4. Conclusion

Development of sustainable energy system requires comprehensive knowledge, deep scenario analysis, and referable case studies. The discussion of energy requires a deep analysis of both quantitative and qualitative aspects. In addition, energy sustainability strongly imposes sustainability in other sectors, including economic, social, and environmental. The concept of exergy potentially leads to the opportunity for energy efficiency in the targeted system. The coherent understanding and application of both energy and exergy is urgently demanded. The inclusion of exergetic consideration in energy policy and practical application is strongly expected to be able to realize the sustainable and efficient energy system in the future.


  1. 1. Dincer I, Zamfirescu C. Potential options to greenize energy systems. Energy. 2012;46:5-15
  2. 2. Hammond G. Engineering sustainability: Thermodynamics, energy systems, and the environment. International Journal of Energy Research. 2004;28:613-639
  3. 3. Bejan M. Energy Policy, in Entropy Generation through Heat and Fluid Flow. New York: Wiley; 1994
  4. 4. Jahangiri P, Sangi R, Thamm A, Streblow R, Müller D. Dynamic exergy analysis − part II: A case study of CHP district heating in Bottrop, Germany. In: Building Simulation and Optimization Conference (BSO14), 23-24 June 2014. London: UCL; 2014
  5. 5. Favrat D, Marechal F, Epelly O. The challenge of introducing an exergy indicator in a local law on energy. Energy. 2008;33:130-136
  6. 6. Wall G. Exergy flows in industrial processes. Energy. 1988;13:197-208
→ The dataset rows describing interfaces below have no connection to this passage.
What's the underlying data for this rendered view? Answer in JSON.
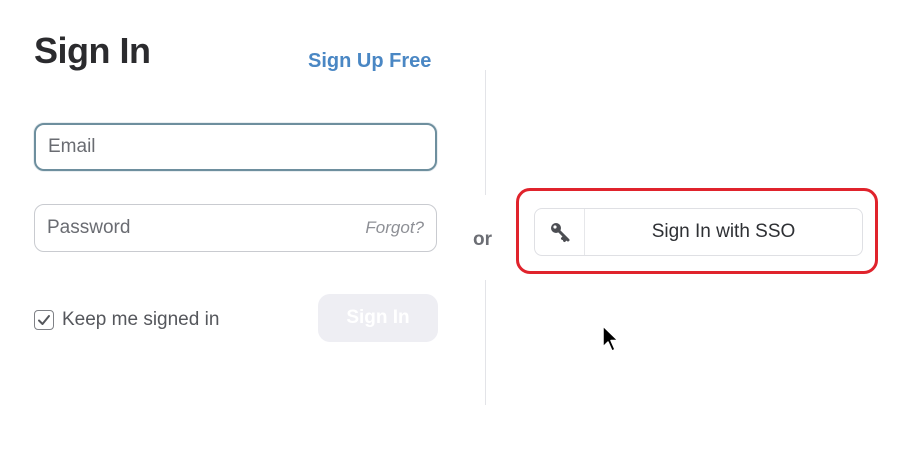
{
  "header": {
    "title": "Sign In",
    "signup_label": "Sign Up Free"
  },
  "form": {
    "email_placeholder": "Email",
    "password_placeholder": "Password",
    "forgot_label": "Forgot?",
    "keep_signed_in_label": "Keep me signed in",
    "keep_signed_in_checked": true,
    "signin_label": "Sign In"
  },
  "divider": {
    "or_label": "or"
  },
  "sso": {
    "label": "Sign In with SSO",
    "icon": "key-icon",
    "highlight_color": "#e0232c"
  },
  "colors": {
    "link": "#4a87c4",
    "signin_disabled_bg": "#eeeef3",
    "focus_border": "#6e8f9e"
  }
}
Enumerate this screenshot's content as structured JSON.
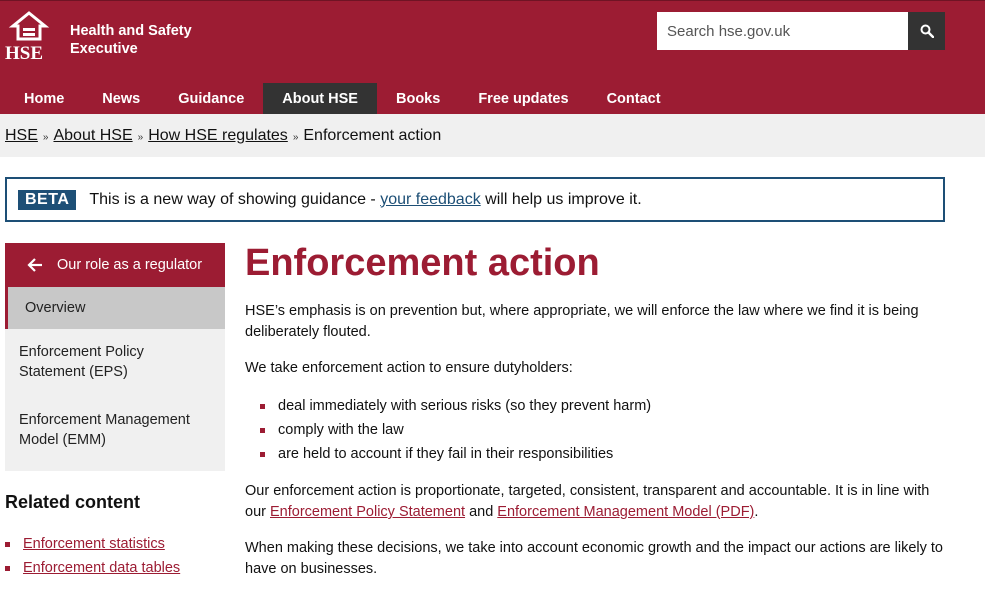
{
  "header": {
    "logo_text": "HSE",
    "org_name_line1": "Health and Safety",
    "org_name_line2": "Executive",
    "search_placeholder": "Search hse.gov.uk"
  },
  "nav": {
    "items": [
      {
        "label": "Home",
        "active": false
      },
      {
        "label": "News",
        "active": false
      },
      {
        "label": "Guidance",
        "active": false
      },
      {
        "label": "About HSE",
        "active": true
      },
      {
        "label": "Books",
        "active": false
      },
      {
        "label": "Free updates",
        "active": false
      },
      {
        "label": "Contact",
        "active": false
      }
    ]
  },
  "breadcrumb": {
    "items": [
      "HSE",
      "About HSE",
      "How HSE regulates"
    ],
    "separator": "»",
    "current": "Enforcement action"
  },
  "beta": {
    "tag": "BETA",
    "text_before": "This is a new way of showing guidance - ",
    "link": "your feedback",
    "text_after": " will help us improve it."
  },
  "sidenav": {
    "header": "Our role as a regulator",
    "items": [
      {
        "label": "Overview",
        "active": true
      },
      {
        "label": "Enforcement Policy Statement (EPS)",
        "active": false
      },
      {
        "label": "Enforcement Management Model (EMM)",
        "active": false
      }
    ]
  },
  "related": {
    "title": "Related content",
    "links": [
      "Enforcement statistics",
      "Enforcement data tables"
    ]
  },
  "main": {
    "title": "Enforcement action",
    "p1": "HSE’s emphasis is on prevention but, where appropriate, we will enforce the law where we find it is being deliberately flouted.",
    "p2": "We take enforcement action to ensure dutyholders:",
    "list": [
      "deal immediately with serious risks (so they prevent harm)",
      "comply with the law",
      "are held to account if they fail in their responsibilities"
    ],
    "p3_before": "Our enforcement action is proportionate, targeted, consistent, transparent and accountable. It is in line with our ",
    "p3_link1": "Enforcement Policy Statement",
    "p3_mid": " and ",
    "p3_link2": "Enforcement Management Model (PDF)",
    "p3_after": ".",
    "p4": "When making these decisions, we take into account economic growth and the impact our actions are likely to have on businesses."
  },
  "colors": {
    "brand": "#9c1c33",
    "beta": "#1d4f76",
    "nav_active": "#333333"
  }
}
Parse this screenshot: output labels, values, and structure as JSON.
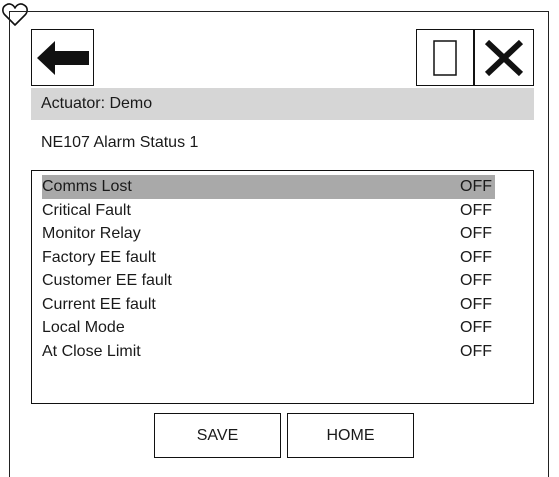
{
  "header": {
    "actuator_label": "Actuator: Demo",
    "subtitle": "NE107 Alarm Status 1"
  },
  "icons": {
    "back": "back-arrow-icon",
    "favorite": "heart-icon",
    "window": "window-icon",
    "close": "close-icon"
  },
  "alarms": [
    {
      "label": "Comms Lost",
      "value": "OFF",
      "selected": true
    },
    {
      "label": "Critical Fault",
      "value": "OFF"
    },
    {
      "label": "Monitor Relay",
      "value": "OFF"
    },
    {
      "label": "Factory EE fault",
      "value": "OFF"
    },
    {
      "label": "Customer EE fault",
      "value": "OFF"
    },
    {
      "label": "Current EE fault",
      "value": "OFF"
    },
    {
      "label": "Local Mode",
      "value": "OFF"
    },
    {
      "label": "At Close Limit",
      "value": "OFF"
    }
  ],
  "buttons": {
    "save_label": "SAVE",
    "home_label": "HOME"
  },
  "colors": {
    "header_bg": "#d6d6d6",
    "selected_row_bg": "#a9a9a9",
    "border": "#111111"
  }
}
Written By

Muhammad Aziz

Submitted: September 17th, 2019 Published: December 4th, 2019